2. Jacob’s Manipulation of Esau’s Birthright (Genesis 25:29-34)
In Genesis, emotionally manipulating someone into making impulsive decisions is exemplified in Jacob and Esau’s narrative. Jacob tricks his brother, Esau, into exchanging his birthright for a bowl of stew. Jacob capitalizes on Esau’s hunger and impatience, using it to secure the coveted birthright.
3. Delilah’s Manipulation of Samson (Judges 16:4-22)
The story of Samson and Delilah illustrates the destructive power of manipulative emotional tactics. Delilah, commissioned by the Philistines to discover the secret of Samson’s strength, manipulates Samson subtly and persistently. She repeatedly accuses him of not truly loving her until he finally succumbs and reveals the secret to his strength.
4. Jezebel’s Manipulation of Ahab (1 Kings 21:1-16)
Jezebel’s manipulation of her husband Ahab to seize Naboth’s vineyard is a prime example of manipulative tendencies in parental figures. Ahab desired Naboth’s vineyard, but Naboth denied the request to retain his ancestral heritage. Upon hearing Ahab’s disappointment, Jezebel schemed on her husband’s behalf, producing false witnesses against Naboth leading to his death, thereby granting Ahab the possession of the vineyard.

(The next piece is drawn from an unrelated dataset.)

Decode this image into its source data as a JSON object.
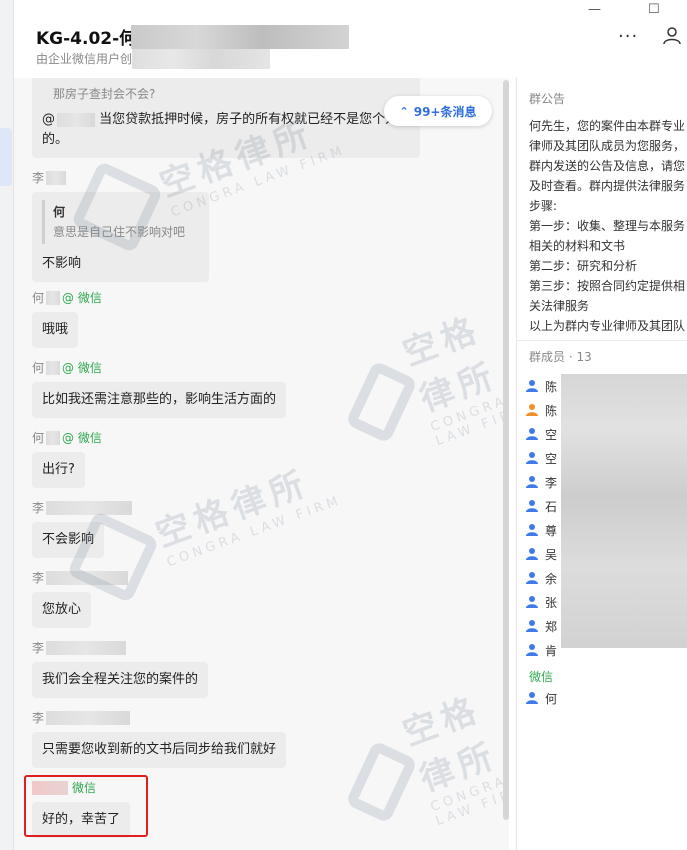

While the Bible does not directly address manipulative parents, the principles and values delivered through its Scriptures provide us with a foundation for navigating these complex relationships. Lean on God’s wisdom and guidance to help you maintain a respectful, loving, and compassionate relationship with your parents, even in the face of manipulation.